Casino Royale:
Back to Basics

In a break from tradition, Casino Royale, the latest entry in the enduring James Bond series, directed by Martin Campbell, reverts back to the franchise’s leaner beginnings, eschewing the fancy gadgetry and slick CG tricks of more recent installments in favor of practical effects, exhilarating stunt work and meatier character development. Special effects supervisor Chris Corbould and stunt coordinator Gary Powell teamed with visual effects supervisor Steven Begg and Peerless Camera Company to handle the requisite high-octane action featuring a new, more intense Bond – Daniel Craig – who, having just earned his stripes as a double-0 agent, falls in love and tangles with terrorists in a plot that spans the globe from Madagascar to Miami.
Article by Joe Fordham

Charlotte's Web:

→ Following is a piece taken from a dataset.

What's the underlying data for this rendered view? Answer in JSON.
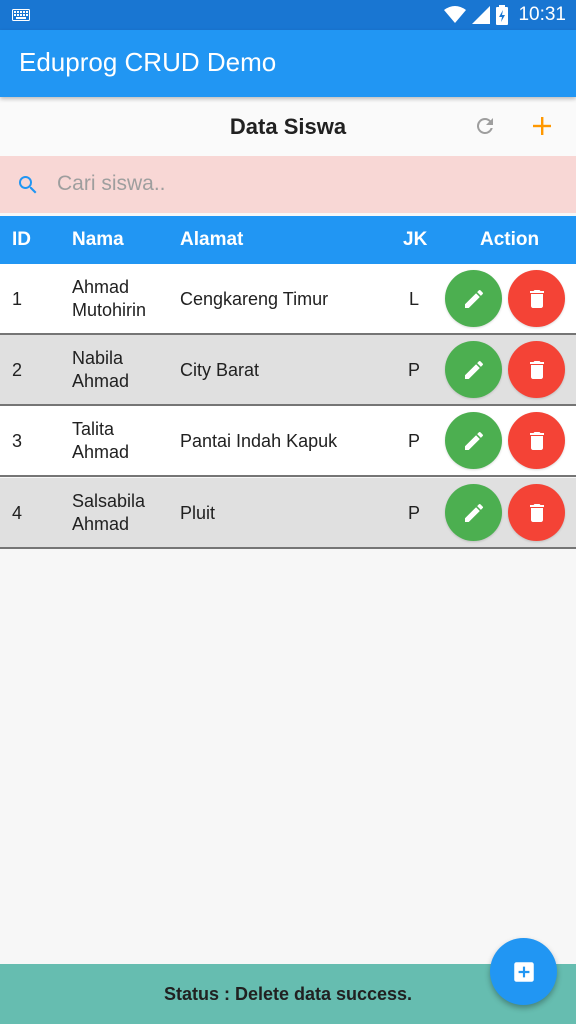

Adapted from the children’s classic about the unlikely friendship between a barnyard pig and a spider, Charlotte’s Web offers up a live-action retelling of the beloved tale, directed by Gary Winick. Visual effects supervisor John Berton invited Rhythm & Hues – whose pioneering use of CG muzzle replacement in Babe made it the go-to company for talking animal effects – to craft an even more sophisticated version of that technique in the service of Wilbur, the talking pig. Tippett Studio and Rising Sun Pictures provided CG character animation for the film’s other two protagonists, Charlotte and a rat named Templeton, while other contributors to the project included Digital Pictures Iloura, Fuel and Stan Winston Studio.
Article by Jody Duncan

Searching for Saphira

For his debut film, Eragon, based on the best-selling novel about a boy and the sapphire-colored dragon he raises from a hatchling, former visual effects supervisor-turned-director Stefen Fangmeier appealed to former colleagues at Industrial Light & Magic for help in conceiving and animating the CG fantasy creature. When the volume of shots grew in postproduction, additional CG dragon shots were assigned to Weta Digital, with visual effects supervisor Michael McAlister coordinating the work emerging from the two facilities. A variety of non-dragon effects were divvied among eight other facilities, with visual effects supervisor John Van Vliet overseeing the work.
Article by Jody Duncan



Operating out of a home-based visual effects unit set up in his basement, Oscar-winning freelance visual effects supervisor Rob Legato discusses his decision to break away from a studio-based paradigm, as well as his most recent work with Martin Scorcese on The Departed, and Robert De Niro on The Good Shepherd.


Visual effects supervisor Peter Chiang elaborates on the clever use of practical, CG and miniature effects to capture authentic aerial battles for Flyboys – a film about the daring escapades of the Lafayette Escadrille, a combat unit of youthful American pilots who battled German forces in Europe prior to the United States’ entry into World War I.


A Tyrannosaurus rex skeleton and myriad other exhibits in New York’s American Museum of Natural History magically come alive in Night at the Museum. Visual effects supervisor Jim Rygiel and associate producer Ellen Somers examine the challenges of mining the film’s fanciful premise for its full comic potential.

-Cinefex #108


Posted by dschnee at December 11, 2006 7:39 AM